Jadeveon Clowney (DE, South Carolina)
Many will shake their head at Clowney’s inclusion. In fact, a little voice in my head is telling me to pull the plug on this. But I’ll ignore it and push on. Why? Because he’s the odds-on preseason favorite to win the Heisman Trophy. Sure, defensive players have played their way to New York in the past, but I can’t remember one ever entering the season as the favorite to win the award. Clowney is also projected to be the No. 1 overall NFL draft pick in 2014. He’s certainly a dangerous pass-rusher who can change the game in one play, but is there any way he can live up to these expectations? If he proves me wrong, he will have earned it, as every single Gamecocks opponent’s offensive blocking scheme will center on No. 7 and work from there.
Jeff Driskel (QB, Florida)
Driskel has all the tools, and many feel he’s a strong candidate to be one of the most improved players in the league and have a breakout junior season. Well, it’s not going to happen. The Gators still need to play much better around him. The offensive line is a big question mark, Florida lost running back Mike Gillislee and the Gators’ top receiver, Andre DuBose, will miss the season with a knee injury. At this point, the expectation that Driskel will have a monster year is simply too lofty.
Robert Nkemdiche (DE, Ole Miss)
Freshman defensive end Robert Nkemdiche is expected to make a Johnny Manziel- or Jadeveon Clowney-like impact for the Rebels this fall. It might not be extremely fair to put that kind of pressure on the youngster, but when you're the consensus No. 1 high school recruit and have the physical ability to compete in the SEC immediately, it comes with the territory. Unfortunately, what also comes with the territory is going against some of the biggest, strongest and toughest offensive tackles in college football. Nkemdiche will likely face off against the two top tackles in the league: Alabama’s Cyrus Kouandjio and Texas A&M’s Jake Matthews. He won’t be able to throw these boys around like he did in high school.
Johnny Manziel (QB, Texas A&M)

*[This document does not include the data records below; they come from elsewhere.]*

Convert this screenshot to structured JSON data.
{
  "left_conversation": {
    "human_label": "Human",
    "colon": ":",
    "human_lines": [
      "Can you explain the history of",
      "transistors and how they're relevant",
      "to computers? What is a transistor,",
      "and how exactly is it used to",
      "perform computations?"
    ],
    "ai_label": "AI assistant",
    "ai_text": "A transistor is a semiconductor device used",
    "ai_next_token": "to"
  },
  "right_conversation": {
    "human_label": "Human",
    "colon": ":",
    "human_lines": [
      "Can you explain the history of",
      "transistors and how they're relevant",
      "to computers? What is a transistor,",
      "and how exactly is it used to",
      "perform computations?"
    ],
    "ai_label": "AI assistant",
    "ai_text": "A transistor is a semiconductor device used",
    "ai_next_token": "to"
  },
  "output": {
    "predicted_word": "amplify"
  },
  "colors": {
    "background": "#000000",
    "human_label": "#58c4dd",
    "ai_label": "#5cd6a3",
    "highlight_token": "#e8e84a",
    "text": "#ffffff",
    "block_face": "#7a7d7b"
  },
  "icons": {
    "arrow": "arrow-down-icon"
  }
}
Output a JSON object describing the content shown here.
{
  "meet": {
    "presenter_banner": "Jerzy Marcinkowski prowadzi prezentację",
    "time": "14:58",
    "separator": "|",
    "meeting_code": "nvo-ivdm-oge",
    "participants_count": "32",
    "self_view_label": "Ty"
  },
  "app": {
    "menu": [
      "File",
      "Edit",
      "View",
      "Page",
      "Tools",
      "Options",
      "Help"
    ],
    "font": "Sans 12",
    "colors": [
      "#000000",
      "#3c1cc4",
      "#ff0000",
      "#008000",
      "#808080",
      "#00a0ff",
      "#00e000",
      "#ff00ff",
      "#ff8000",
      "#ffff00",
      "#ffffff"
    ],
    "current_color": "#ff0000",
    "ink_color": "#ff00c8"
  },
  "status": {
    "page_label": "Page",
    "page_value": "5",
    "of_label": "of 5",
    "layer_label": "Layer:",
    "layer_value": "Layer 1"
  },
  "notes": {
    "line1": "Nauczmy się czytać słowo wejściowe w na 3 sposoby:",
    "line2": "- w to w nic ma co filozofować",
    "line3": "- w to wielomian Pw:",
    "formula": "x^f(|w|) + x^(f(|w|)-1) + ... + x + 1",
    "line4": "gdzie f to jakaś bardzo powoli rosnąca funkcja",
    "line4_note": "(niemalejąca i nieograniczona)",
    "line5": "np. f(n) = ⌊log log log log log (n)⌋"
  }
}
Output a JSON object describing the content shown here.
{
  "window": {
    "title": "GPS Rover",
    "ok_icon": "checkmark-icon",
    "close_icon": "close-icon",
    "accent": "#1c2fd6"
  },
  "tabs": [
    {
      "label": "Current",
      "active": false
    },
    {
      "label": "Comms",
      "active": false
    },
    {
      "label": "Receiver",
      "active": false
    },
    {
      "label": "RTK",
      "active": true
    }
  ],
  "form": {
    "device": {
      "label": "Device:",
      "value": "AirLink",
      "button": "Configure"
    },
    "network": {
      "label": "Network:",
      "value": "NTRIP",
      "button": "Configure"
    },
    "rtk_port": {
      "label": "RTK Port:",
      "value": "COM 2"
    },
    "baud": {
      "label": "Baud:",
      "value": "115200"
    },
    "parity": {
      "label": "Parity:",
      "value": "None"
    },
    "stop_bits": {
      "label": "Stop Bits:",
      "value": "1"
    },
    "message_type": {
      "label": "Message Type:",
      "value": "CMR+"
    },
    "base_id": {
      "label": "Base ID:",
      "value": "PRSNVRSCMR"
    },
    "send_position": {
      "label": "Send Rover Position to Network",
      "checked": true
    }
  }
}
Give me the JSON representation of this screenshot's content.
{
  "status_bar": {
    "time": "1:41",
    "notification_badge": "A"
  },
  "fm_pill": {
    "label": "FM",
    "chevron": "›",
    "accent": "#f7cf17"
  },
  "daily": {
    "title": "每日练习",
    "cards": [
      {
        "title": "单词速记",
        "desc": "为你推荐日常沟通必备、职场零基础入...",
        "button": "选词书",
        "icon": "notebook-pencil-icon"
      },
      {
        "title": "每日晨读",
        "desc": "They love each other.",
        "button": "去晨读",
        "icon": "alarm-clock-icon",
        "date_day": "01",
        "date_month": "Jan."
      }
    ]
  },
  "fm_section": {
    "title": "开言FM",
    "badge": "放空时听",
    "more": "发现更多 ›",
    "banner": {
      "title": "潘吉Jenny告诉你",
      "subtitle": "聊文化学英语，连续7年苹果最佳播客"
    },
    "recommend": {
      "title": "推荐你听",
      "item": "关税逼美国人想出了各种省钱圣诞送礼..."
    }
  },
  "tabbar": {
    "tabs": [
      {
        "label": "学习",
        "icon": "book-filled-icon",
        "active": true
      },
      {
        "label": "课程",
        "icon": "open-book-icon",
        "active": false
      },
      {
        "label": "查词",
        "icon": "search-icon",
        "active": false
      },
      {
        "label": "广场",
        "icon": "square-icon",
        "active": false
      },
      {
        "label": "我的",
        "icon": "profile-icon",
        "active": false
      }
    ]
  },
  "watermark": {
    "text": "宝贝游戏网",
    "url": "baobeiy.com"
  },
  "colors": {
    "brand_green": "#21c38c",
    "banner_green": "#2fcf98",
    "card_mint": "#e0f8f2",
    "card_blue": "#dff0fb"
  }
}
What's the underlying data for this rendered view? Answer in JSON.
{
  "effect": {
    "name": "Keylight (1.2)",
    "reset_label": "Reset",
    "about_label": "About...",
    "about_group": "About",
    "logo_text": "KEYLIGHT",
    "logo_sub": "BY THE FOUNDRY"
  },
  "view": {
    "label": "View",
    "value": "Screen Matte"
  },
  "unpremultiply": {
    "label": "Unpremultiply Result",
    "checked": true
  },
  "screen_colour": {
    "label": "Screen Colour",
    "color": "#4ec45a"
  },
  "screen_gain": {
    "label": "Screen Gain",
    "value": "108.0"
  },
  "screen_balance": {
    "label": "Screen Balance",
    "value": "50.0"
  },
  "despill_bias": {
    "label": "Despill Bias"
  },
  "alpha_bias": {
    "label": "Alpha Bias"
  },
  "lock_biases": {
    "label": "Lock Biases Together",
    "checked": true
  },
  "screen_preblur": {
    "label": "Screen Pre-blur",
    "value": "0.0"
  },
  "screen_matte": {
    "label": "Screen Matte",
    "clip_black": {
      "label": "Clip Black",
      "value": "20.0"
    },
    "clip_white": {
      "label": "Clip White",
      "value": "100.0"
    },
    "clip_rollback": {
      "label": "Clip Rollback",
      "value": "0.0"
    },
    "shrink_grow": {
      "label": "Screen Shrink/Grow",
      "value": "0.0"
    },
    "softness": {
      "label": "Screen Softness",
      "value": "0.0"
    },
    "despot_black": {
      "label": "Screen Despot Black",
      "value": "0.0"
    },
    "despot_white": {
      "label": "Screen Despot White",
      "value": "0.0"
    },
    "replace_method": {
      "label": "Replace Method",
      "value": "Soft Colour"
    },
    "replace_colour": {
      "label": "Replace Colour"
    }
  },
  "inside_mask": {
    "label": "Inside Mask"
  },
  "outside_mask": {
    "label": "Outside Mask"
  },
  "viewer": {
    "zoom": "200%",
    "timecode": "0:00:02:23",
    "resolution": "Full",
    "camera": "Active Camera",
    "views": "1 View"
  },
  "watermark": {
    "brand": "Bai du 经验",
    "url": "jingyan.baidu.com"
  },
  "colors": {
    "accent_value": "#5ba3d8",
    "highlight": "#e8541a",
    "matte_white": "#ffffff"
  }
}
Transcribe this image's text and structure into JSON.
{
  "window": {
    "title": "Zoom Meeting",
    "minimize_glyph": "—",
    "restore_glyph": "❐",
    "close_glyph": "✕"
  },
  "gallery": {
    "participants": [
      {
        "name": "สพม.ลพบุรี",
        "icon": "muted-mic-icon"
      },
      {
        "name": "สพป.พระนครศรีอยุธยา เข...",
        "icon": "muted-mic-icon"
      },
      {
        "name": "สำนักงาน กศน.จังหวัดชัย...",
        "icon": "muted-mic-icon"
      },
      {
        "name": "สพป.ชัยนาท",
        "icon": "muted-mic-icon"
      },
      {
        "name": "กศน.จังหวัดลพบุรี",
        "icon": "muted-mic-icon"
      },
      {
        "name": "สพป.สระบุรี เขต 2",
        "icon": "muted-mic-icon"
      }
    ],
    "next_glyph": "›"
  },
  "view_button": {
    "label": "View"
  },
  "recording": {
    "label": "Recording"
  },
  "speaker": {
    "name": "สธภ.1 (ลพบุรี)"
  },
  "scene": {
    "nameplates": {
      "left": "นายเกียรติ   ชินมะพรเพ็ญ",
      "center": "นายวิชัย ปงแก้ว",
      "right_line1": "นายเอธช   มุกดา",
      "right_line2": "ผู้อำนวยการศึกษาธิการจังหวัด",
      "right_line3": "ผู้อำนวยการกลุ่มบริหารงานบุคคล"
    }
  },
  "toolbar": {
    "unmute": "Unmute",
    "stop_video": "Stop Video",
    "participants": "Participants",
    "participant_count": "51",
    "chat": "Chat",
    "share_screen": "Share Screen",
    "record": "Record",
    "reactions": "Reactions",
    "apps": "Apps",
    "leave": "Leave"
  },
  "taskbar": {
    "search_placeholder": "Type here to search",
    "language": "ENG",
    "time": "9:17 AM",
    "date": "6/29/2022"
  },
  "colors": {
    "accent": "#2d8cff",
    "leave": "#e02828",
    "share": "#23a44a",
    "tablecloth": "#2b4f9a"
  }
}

As the returning Heisman Trophy-winner and SEC single-season offense record-breaker, it seems there’s nowhere to go but down for Johnny Football. He’s carrying an immense load of pressure to repeat last year’s success and lead Texas A&M into SEC and BCS Championship contention, all the while enduring unprecedented scrutiny about his character following some offseason antics. But that’s not the worst of it for Manziel this season, as he will also have to face some very good SEC defensive units and top-notch coordinators who now have the benefit of facing him a second time. The odds are heavily stacked against Manziel mustering the same level of magic he did last season, assuming he even gets to play, that is.